KS3 (Years 7, 8 & 9) Computing is delivered through 1x 50-minute lesson per week.  We deliver an in-house curriculum that covers the new national curriculum specification for computing, including a range of different programming environments such as Scratch, Python, Flowol and Pivot animation. Students will also cover all elements of e-safety and learn how to stay safe online.


In ICT we ensure our curriculum is coherent by the use of Big Ideas that underpin all the learning in our subject. Each lesson is linked to a Big Idea, shared with the students at the start of the lesson, so they can call on prior learning and understand where each lesson fits within our curriculum. 

 Our Big Ideas are: 

  • Mastering computer use in a digital age: The ability to competently use Information technology and digital platforms in all areas of life, both professionally and personally
  • Problem solving like a computer: The ability to combine computer science centric problem-solving skills to create algorithmic solutions to problems
  • Commanding the machine: The ability to create computer programs using high level languages using universal concepts such as iteration, selection, and sequencing.
  • Data Vs information the difference and its importance: The ability to discern between data and information and use data analysis on raw data to transform it into information.
  • Hardware that runs the world: The ability to recognise and identify physical hardware, its purpose and how the various components of a computer system interact with each other.
  • Global impact of computing: The ability to identify the social, environmental, and ethical impact of the growth of IT systems across the globe and evaluate the pros and cons of these impacts.
  • Knowing the dangers, keeping yourself safe: Being able to safely and responsibly use technology to ensure yourself and others are safeguarded from online harm
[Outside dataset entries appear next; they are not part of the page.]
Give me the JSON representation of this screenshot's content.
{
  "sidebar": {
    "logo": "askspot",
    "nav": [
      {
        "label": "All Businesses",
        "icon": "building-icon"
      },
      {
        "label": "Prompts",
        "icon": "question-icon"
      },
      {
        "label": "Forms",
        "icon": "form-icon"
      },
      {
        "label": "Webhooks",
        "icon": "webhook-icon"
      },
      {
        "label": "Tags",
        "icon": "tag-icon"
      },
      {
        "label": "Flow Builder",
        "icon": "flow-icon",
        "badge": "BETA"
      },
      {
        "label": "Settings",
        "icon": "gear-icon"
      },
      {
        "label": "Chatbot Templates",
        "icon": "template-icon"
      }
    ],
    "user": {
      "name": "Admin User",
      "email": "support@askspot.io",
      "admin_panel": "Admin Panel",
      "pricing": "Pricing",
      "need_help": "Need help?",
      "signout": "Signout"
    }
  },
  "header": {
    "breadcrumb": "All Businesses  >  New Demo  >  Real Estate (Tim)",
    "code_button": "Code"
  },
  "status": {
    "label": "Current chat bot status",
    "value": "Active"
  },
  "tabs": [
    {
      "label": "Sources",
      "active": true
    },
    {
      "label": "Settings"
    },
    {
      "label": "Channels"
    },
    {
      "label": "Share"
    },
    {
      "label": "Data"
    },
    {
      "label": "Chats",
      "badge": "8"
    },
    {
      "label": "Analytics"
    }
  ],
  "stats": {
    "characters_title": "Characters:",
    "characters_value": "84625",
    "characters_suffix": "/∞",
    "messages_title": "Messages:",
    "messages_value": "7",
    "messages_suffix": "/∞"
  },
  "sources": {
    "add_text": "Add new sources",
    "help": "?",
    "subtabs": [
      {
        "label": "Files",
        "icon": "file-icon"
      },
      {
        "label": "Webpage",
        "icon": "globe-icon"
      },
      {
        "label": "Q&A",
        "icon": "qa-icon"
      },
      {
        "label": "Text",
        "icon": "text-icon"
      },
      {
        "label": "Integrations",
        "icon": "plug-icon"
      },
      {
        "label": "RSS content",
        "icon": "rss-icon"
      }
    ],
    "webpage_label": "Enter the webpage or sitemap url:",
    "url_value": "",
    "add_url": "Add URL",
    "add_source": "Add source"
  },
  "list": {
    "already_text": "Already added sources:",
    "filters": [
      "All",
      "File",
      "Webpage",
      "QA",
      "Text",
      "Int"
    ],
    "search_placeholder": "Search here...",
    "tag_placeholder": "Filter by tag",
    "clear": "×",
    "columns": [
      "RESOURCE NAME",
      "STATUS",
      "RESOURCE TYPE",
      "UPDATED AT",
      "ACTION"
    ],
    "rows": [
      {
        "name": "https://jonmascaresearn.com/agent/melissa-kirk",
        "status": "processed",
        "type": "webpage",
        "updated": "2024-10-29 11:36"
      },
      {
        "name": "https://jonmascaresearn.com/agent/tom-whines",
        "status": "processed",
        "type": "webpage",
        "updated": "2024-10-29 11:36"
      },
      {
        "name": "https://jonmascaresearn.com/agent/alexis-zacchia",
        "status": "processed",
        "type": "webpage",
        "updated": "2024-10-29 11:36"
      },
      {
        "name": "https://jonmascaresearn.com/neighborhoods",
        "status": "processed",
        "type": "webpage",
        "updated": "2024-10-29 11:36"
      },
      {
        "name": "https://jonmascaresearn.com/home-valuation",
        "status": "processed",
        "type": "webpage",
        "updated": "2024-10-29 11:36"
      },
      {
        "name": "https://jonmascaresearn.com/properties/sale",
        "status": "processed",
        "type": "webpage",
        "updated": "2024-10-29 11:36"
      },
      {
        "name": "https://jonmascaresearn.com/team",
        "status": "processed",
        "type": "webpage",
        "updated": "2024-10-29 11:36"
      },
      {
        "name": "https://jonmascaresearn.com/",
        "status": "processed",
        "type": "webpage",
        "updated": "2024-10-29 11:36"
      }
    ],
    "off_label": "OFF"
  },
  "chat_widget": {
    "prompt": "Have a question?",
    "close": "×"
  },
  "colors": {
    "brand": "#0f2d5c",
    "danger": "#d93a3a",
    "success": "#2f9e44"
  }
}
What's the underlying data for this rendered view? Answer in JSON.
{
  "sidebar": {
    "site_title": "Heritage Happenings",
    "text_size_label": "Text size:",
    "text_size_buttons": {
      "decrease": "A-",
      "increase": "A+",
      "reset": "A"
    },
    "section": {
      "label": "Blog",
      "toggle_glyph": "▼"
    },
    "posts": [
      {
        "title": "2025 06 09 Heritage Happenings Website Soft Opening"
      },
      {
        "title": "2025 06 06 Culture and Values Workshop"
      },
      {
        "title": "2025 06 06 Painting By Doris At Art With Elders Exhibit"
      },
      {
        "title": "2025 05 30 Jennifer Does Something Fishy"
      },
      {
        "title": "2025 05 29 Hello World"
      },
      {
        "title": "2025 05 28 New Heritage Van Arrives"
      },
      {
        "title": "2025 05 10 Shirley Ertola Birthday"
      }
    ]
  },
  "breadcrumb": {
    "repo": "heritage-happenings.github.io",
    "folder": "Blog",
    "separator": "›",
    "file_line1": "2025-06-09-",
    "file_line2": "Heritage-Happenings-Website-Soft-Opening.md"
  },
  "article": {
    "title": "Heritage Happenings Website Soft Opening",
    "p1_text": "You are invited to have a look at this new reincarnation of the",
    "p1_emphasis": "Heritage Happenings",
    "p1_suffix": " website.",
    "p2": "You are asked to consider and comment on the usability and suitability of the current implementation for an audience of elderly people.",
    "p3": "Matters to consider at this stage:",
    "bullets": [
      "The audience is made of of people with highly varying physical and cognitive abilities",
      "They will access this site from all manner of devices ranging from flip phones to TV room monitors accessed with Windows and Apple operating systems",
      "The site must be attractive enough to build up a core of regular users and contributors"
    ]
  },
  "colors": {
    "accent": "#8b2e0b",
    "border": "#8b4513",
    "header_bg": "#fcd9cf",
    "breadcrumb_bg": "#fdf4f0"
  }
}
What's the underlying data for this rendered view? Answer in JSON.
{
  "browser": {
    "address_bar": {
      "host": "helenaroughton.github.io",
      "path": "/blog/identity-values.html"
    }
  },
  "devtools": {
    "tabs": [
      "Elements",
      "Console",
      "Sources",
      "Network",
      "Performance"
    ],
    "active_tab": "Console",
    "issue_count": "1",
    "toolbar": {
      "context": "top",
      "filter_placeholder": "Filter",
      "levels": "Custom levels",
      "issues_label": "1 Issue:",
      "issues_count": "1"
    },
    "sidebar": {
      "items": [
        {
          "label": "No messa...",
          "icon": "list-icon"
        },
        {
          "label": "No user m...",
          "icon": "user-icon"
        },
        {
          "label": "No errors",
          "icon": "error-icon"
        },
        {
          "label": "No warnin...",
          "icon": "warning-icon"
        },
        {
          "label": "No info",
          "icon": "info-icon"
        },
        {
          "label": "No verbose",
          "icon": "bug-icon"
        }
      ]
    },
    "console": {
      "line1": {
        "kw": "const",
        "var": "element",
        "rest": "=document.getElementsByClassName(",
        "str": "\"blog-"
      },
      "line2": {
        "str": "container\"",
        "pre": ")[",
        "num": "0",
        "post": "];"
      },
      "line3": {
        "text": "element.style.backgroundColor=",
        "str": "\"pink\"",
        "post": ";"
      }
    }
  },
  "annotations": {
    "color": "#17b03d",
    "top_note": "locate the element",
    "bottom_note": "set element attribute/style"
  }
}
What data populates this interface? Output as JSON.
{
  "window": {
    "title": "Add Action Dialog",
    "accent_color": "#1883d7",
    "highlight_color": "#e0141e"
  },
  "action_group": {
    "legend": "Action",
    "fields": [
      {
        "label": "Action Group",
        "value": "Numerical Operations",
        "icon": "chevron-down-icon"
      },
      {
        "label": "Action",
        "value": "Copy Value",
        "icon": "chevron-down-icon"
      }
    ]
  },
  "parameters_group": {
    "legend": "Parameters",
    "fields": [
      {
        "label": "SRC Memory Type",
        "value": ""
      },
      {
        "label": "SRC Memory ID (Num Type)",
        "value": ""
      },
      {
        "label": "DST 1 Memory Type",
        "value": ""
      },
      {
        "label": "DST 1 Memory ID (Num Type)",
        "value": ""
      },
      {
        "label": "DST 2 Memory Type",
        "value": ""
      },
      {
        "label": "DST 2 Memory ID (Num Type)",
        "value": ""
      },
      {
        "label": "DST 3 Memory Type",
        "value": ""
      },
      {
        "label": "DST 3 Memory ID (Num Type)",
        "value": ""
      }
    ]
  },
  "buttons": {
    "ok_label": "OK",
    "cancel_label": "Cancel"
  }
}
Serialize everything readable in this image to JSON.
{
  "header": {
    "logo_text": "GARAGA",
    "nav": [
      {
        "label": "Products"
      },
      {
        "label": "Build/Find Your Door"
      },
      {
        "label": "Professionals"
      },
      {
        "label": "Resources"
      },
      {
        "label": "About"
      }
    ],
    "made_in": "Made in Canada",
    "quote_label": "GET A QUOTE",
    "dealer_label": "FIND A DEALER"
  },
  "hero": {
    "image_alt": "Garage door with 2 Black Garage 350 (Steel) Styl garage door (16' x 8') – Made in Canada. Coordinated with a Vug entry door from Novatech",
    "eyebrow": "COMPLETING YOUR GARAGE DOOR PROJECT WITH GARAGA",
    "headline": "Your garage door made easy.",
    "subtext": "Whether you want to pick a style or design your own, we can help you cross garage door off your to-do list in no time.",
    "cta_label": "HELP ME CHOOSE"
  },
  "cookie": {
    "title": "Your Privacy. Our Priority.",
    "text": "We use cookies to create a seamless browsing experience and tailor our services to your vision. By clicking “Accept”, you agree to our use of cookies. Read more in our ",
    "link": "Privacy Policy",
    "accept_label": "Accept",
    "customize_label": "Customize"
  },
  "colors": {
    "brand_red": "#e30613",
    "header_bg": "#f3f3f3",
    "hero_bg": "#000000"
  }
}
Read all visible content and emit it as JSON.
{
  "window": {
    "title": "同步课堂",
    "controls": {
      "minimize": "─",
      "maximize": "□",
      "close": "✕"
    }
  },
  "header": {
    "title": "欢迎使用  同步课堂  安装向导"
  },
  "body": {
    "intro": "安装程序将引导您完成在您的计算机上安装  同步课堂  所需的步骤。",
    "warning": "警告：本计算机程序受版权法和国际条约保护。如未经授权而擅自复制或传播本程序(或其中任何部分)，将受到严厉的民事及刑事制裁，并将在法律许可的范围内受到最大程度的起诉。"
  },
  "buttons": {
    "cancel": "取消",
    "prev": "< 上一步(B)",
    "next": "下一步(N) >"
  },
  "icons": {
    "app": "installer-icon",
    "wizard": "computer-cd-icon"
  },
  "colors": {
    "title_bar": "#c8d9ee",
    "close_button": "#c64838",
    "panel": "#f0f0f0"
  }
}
OCR Computer Science

Component  1: Computer systems


Component 2: Computational thinking, algorithms and programming

This component will assess:

1.1 Systems architecture

1.2 Memory and storage

1.3 Computer networks, connections and protocols

1.4 Network security

1.5 Systems software

1.6 Ethical, legal, cultural and environmental impacts of digital technology

This component will assess:

2.1 Algorithms

2.2 Programming fundamentals

2.3 Producing robust programs

2.4 Boolean logic

2.5 Programming languages and Integrated Development Environments

Written paper: 1 hour and 30 minutes

50% of total GCSE

80 marks


This is a non-calculator paper. All questions are mandatory. This paper consists of multiple choice questions, short response questions and extended response questions.

Written paper: 1 hour and 30 minutes

50% of total GCSE

80 marks


This is a non-calculator paper. This paper has two sections: Section A and Section B. Students must answer both sections. All questions are mandatory.


In Section B, questions assessing students’ ability to write or refine algorithms must be answered using either the OCR Exam Reference Language or the high-level programming language they are familiar with.

 Pearson BTEC Tech Award in Digital Information Technology

Component 1: Exploring User Interface Design Principles and Project Planning Techniques

Component 2:

Collecting, Presenting and Interpreting Data

Component 3:

Effective Digital Working Practices

Internal Assessment


Internal assessment is through assignments that are subject to external standards verification

Internal Assessment


Internal assessment is through assignments that are subject to external standards verification

External assessment set and marked by Pearson, completed under supervised conditions.


The assessment must be completed in 1 hour 30 minutes.


60 marks